In a country with little seafaring tradition, Maersk is working to enhance the education of workers to ensure they do not just fill a position, but have the skills to perform well and have a foundation on which to build the rest of their careers, both in Angola and beyond. Timoteo is one of those who have benefited.
This is just one of the initiatives funded by Maersk around the world. Investing in education and vocational training is one of the three main focus areas of the Group’s Sustainability Strategy 2014-2018 that aims to support long-term growth and future employment in countries where it operates. A Group Sustainability project is underway to develop new ways of supporting education and training.
“We only have two Angolan captains. I’m striving and struggling to perhaps become the third captain in Angola”, Timoteo says. “Just being here, I already feel like a captain”.
Skilled and trained
Maersk decided to go into Angola more than 15 years ago as it was starting to emerge from civil war and has built its business together with the country’s development.
It is now Africa’s fifth largest economy and the continent’s second largest oil producer after Nigeria. That has underpinned the country’s rapid economic development, with annual GDP growth averaging 10% since the end of the 27-year civil war in 2002, according to World Bank data.

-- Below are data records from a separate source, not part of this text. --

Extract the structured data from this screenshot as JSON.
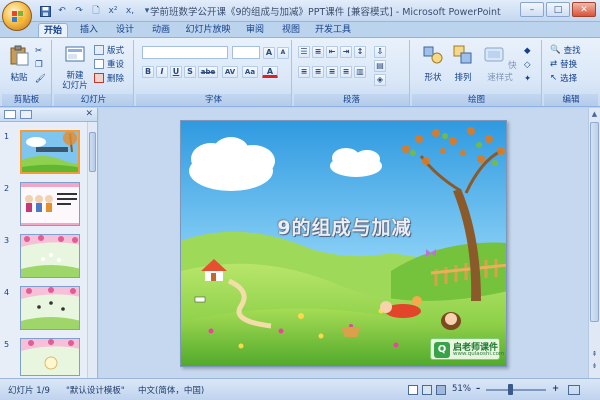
{
  "window": {
    "title": "学前班数学公开课《9的组成与加减》PPT课件 [兼容模式] - Microsoft PowerPoint",
    "controls": {
      "minimize": "–",
      "maximize": "□",
      "close": "✕"
    }
  },
  "qat": {
    "save": "💾",
    "undo": "↶",
    "redo": "↷",
    "new": "🗋",
    "format": "x²",
    "strike": "x,",
    "more": "▾"
  },
  "tabs": [
    {
      "label": "开始",
      "active": true
    },
    {
      "label": "插入"
    },
    {
      "label": "设计"
    },
    {
      "label": "动画"
    },
    {
      "label": "幻灯片放映"
    },
    {
      "label": "审阅"
    },
    {
      "label": "视图"
    },
    {
      "label": "开发工具"
    }
  ],
  "ribbon": {
    "clipboard": {
      "label": "剪贴板",
      "paste": "粘贴"
    },
    "slides": {
      "label": "幻灯片",
      "new_slide": "新建\n幻灯片",
      "layout": "版式",
      "reset": "重设",
      "delete": "删除"
    },
    "font": {
      "label": "字体",
      "bold": "B",
      "italic": "I",
      "underline": "U",
      "shadow": "S",
      "strike": "abe",
      "spacing": "AV",
      "case": "Aa",
      "color": "A"
    },
    "paragraph": {
      "label": "段落"
    },
    "drawing": {
      "label": "绘图",
      "shape": "形状",
      "arrange": "排列",
      "quick_styles": "快速样式"
    },
    "editing": {
      "label": "编辑",
      "find": "查找",
      "replace": "替换",
      "select": "选择"
    }
  },
  "left_panel": {
    "slides": [
      {
        "num": "1",
        "selected": true
      },
      {
        "num": "2"
      },
      {
        "num": "3"
      },
      {
        "num": "4"
      },
      {
        "num": "5"
      }
    ]
  },
  "slide": {
    "title": "9的组成与加减",
    "logo_main": "启老师课件",
    "logo_sub": "www.qulaoshi.com",
    "logo_q": "Q"
  },
  "status": {
    "slide_pos": "幻灯片 1/9",
    "template": "\"默认设计模板\"",
    "language": "中文(简体，中国)",
    "zoom": "51%"
  },
  "colors": {
    "accent": "#15428b",
    "ribbon": "#dbe8f8",
    "selected_thumb": "#f29b38"
  }
}
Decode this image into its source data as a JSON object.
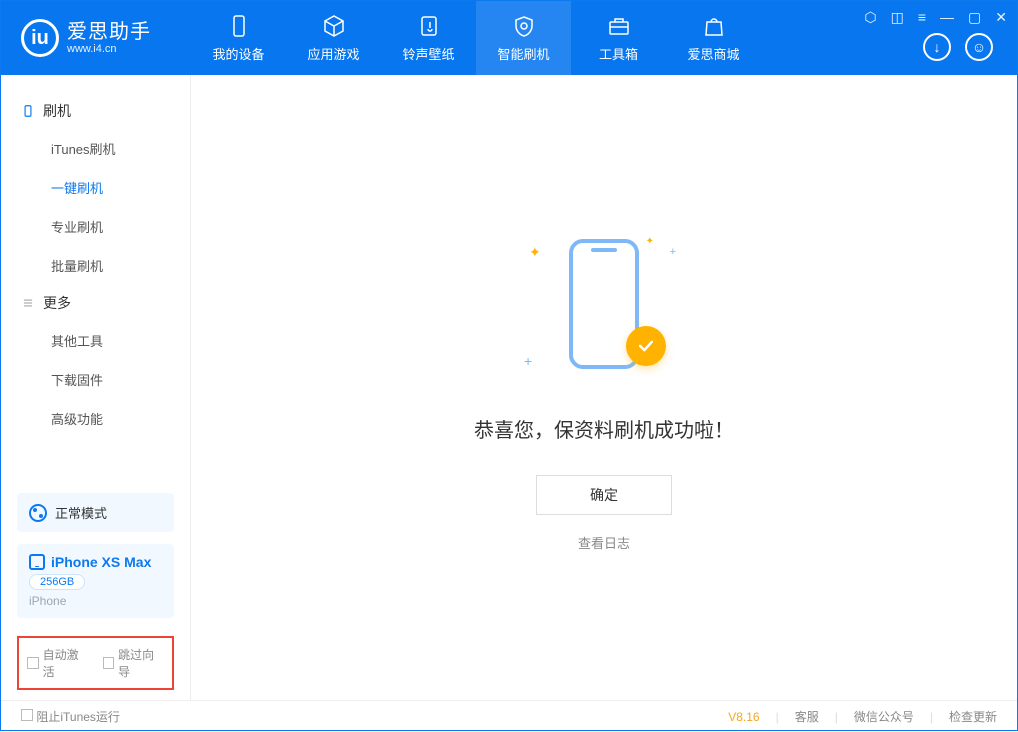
{
  "app": {
    "name": "爱思助手",
    "url": "www.i4.cn"
  },
  "nav": {
    "device": "我的设备",
    "apps": "应用游戏",
    "ring": "铃声壁纸",
    "flash": "智能刷机",
    "tools": "工具箱",
    "store": "爱思商城"
  },
  "sidebar": {
    "section_flash": "刷机",
    "items_flash": {
      "itunes": "iTunes刷机",
      "oneclick": "一键刷机",
      "pro": "专业刷机",
      "batch": "批量刷机"
    },
    "section_more": "更多",
    "items_more": {
      "other": "其他工具",
      "firmware": "下载固件",
      "advanced": "高级功能"
    }
  },
  "mode": {
    "label": "正常模式"
  },
  "device": {
    "name": "iPhone XS Max",
    "capacity": "256GB",
    "type": "iPhone"
  },
  "options": {
    "auto_activate": "自动激活",
    "skip_guide": "跳过向导"
  },
  "main": {
    "success": "恭喜您，保资料刷机成功啦！",
    "confirm": "确定",
    "view_log": "查看日志"
  },
  "footer": {
    "block_itunes": "阻止iTunes运行",
    "version": "V8.16",
    "support": "客服",
    "wechat": "微信公众号",
    "update": "检查更新"
  }
}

“We have a backlog of about two generations of Angolans, who need to be tooled and retooled and to get an education so that they can truly enter the world of livelihood and employment”, says Samuel Harbor, country director for UNDP.
As is the case in many emerging economies, Angola requires that a certain percentage of the workforce within certain industries be filled by its nationals – in this case, 70% over time.
“It’s an absolute must that you make sure your youth is skilled and trained, and all this in a way to make sure the country they’re from can continue its economic growth”, says Lars Reno Jakobsen, Senior Vice President for the Maersk Group.
“Africa is characterised by its youthful population, which in the future can represent a major advantage for the continent”, Jakobsen says. “Having been present, as a Group, in Africa for more than 100 years and with a stated long-term commitment for the future, we consider it essential to continue investing in the transfer of skills and knowledge here”.
Ships in the distance
Growing up among Luanda’s sprawling suburbs, many of Timoteo’s classmates dreamt of working at sea. His ambition, commitment and desire to learn helped him become one of just 12 cadets selected from a field of nearly 1,000 candidates.
Timoteo applied to Maersk Supply Service and joined the other cadets on a journey of four or more years to become a fully certified officer, and a choice of career paths in the deck or engine departments. He has completed the first one and a half years of the programme in Cape Town, including an English language course, and safety and survival training.
“I was studying near the seashore where I could see the big vessels and big swell and I would think, wow, what’s it going to be like on the vessel, is it going to be different? While most people work on land, I’ll be working on a vessel. It’s going to be so different”, he says.
It was tough being away from home for so long, but Timoteo made friends with his fellow cadets and quickly became fascinated with his work and learning.
“When I was small and walked along the beaches in Luanda with my mother, I’d see the ships in the distance and wonder if one day I could work on one of those”, Timoteo says. “But now that I am here, I see that the dream has come true”.